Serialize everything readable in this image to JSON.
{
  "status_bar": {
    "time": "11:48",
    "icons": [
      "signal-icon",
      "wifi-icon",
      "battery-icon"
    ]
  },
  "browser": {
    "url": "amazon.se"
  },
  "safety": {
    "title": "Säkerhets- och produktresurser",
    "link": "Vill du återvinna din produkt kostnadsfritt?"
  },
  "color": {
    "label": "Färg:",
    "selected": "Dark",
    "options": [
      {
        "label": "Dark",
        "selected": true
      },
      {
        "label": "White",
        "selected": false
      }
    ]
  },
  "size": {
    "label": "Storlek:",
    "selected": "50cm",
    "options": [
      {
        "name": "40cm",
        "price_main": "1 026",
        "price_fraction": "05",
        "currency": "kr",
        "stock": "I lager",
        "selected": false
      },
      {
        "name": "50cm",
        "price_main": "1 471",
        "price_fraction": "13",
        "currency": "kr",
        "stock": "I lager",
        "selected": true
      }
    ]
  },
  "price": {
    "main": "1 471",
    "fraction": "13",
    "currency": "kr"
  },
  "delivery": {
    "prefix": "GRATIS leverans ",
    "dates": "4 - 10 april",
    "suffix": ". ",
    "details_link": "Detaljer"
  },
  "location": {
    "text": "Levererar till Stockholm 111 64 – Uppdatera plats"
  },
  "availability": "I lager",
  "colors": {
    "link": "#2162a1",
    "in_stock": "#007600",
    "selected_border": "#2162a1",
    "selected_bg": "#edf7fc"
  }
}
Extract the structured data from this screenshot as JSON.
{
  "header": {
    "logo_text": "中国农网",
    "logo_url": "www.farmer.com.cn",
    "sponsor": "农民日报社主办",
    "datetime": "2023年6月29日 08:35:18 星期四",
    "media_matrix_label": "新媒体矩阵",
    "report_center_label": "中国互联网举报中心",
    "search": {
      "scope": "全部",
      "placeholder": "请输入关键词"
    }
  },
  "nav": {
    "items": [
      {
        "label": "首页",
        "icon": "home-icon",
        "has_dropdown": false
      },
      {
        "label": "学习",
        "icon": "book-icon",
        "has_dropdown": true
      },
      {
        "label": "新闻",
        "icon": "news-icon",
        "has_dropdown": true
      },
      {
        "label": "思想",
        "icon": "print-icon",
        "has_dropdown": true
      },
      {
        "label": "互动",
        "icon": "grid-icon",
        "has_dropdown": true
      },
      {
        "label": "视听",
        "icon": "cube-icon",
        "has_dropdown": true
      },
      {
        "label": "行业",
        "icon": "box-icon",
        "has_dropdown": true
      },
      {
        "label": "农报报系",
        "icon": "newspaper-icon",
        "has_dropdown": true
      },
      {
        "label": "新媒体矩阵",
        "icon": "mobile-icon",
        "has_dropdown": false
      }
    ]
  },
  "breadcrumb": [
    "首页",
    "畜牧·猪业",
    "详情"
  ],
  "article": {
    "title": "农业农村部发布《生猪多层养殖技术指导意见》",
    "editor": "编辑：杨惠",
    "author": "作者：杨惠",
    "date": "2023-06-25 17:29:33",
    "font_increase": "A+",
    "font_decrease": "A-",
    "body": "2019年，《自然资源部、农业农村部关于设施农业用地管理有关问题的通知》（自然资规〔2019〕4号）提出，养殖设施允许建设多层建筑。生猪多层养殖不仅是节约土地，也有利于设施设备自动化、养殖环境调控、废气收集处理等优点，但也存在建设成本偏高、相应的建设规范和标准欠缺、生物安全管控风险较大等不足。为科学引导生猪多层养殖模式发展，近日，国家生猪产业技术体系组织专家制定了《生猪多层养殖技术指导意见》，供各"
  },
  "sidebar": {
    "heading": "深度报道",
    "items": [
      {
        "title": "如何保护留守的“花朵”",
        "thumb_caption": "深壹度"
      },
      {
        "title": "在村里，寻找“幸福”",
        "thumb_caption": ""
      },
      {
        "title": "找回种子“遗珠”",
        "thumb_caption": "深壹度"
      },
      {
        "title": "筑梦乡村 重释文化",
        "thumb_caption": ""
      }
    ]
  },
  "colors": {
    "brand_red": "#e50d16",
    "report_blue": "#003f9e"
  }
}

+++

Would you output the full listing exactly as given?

Serialize everything readable in this image to JSON.
{
  "status_bar": {
    "time": "11:48",
    "icons": [
      "signal-icon",
      "wifi-icon",
      "battery-icon"
    ]
  },
  "browser": {
    "url": "amazon.se"
  },
  "safety": {
    "title": "Säkerhets- och produktresurser",
    "link": "Vill du återvinna din produkt kostnadsfritt?"
  },
  "color": {
    "label": "Färg:",
    "selected": "Dark",
    "options": [
      {
        "label": "Dark",
        "selected": true
      },
      {
        "label": "White",
        "selected": false
      }
    ]
  },
  "size": {
    "label": "Storlek:",
    "selected": "50cm",
    "options": [
      {
        "name": "40cm",
        "price_main": "1 026",
        "price_fraction": "05",
        "currency": "kr",
        "stock": "I lager",
        "selected": false
      },
      {
        "name": "50cm",
        "price_main": "1 471",
        "price_fraction": "13",
        "currency": "kr",
        "stock": "I lager",
        "selected": true
      }
    ]
  },
  "price": {
    "main": "1 471",
    "fraction": "13",
    "currency": "kr"
  },
  "delivery": {
    "prefix": "GRATIS leverans ",
    "dates": "4 - 10 april",
    "suffix": ". ",
    "details_link": "Detaljer"
  },
  "location": {
    "text": "Levererar till Stockholm 111 64 – Uppdatera plats"
  },
  "availability": "I lager",
  "colors": {
    "link": "#2162a1",
    "in_stock": "#007600",
    "selected_border": "#2162a1",
    "selected_bg": "#edf7fc"
  }
}
Extract the structured data from this screenshot as JSON.
{
  "header": {
    "logo_text": "中国农网",
    "logo_url": "www.farmer.com.cn",
    "sponsor": "农民日报社主办",
    "datetime": "2023年6月29日 08:35:18 星期四",
    "media_matrix_label": "新媒体矩阵",
    "report_center_label": "中国互联网举报中心",
    "search": {
      "scope": "全部",
      "placeholder": "请输入关键词"
    }
  },
  "nav": {
    "items": [
      {
        "label": "首页",
        "icon": "home-icon",
        "has_dropdown": false
      },
      {
        "label": "学习",
        "icon": "book-icon",
        "has_dropdown": true
      },
      {
        "label": "新闻",
        "icon": "news-icon",
        "has_dropdown": true
      },
      {
        "label": "思想",
        "icon": "print-icon",
        "has_dropdown": true
      },
      {
        "label": "互动",
        "icon": "grid-icon",
        "has_dropdown": true
      },
      {
        "label": "视听",
        "icon": "cube-icon",
        "has_dropdown": true
      },
      {
        "label": "行业",
        "icon": "box-icon",
        "has_dropdown": true
      },
      {
        "label": "农报报系",
        "icon": "newspaper-icon",
        "has_dropdown": true
      },
      {
        "label": "新媒体矩阵",
        "icon": "mobile-icon",
        "has_dropdown": false
      }
    ]
  },
  "breadcrumb": [
    "首页",
    "畜牧·猪业",
    "详情"
  ],
  "article": {
    "title": "农业农村部发布《生猪多层养殖技术指导意见》",
    "editor": "编辑：杨惠",
    "author": "作者：杨惠",
    "date": "2023-06-25 17:29:33",
    "font_increase": "A+",
    "font_decrease": "A-",
    "body": "2019年，《自然资源部、农业农村部关于设施农业用地管理有关问题的通知》（自然资规〔2019〕4号）提出，养殖设施允许建设多层建筑。生猪多层养殖不仅是节约土地，也有利于设施设备自动化、养殖环境调控、废气收集处理等优点，但也存在建设成本偏高、相应的建设规范和标准欠缺、生物安全管控风险较大等不足。为科学引导生猪多层养殖模式发展，近日，国家生猪产业技术体系组织专家制定了《生猪多层养殖技术指导意见》，供各"
  },
  "sidebar": {
    "heading": "深度报道",
    "items": [
      {
        "title": "如何保护留守的“花朵”",
        "thumb_caption": "深壹度"
      },
      {
        "title": "在村里，寻找“幸福”",
        "thumb_caption": ""
      },
      {
        "title": "找回种子“遗珠”",
        "thumb_caption": "深壹度"
      },
      {
        "title": "筑梦乡村 重释文化",
        "thumb_caption": ""
      }
    ]
  },
  "colors": {
    "brand_red": "#e50d16",
    "report_blue": "#003f9e"
  }
}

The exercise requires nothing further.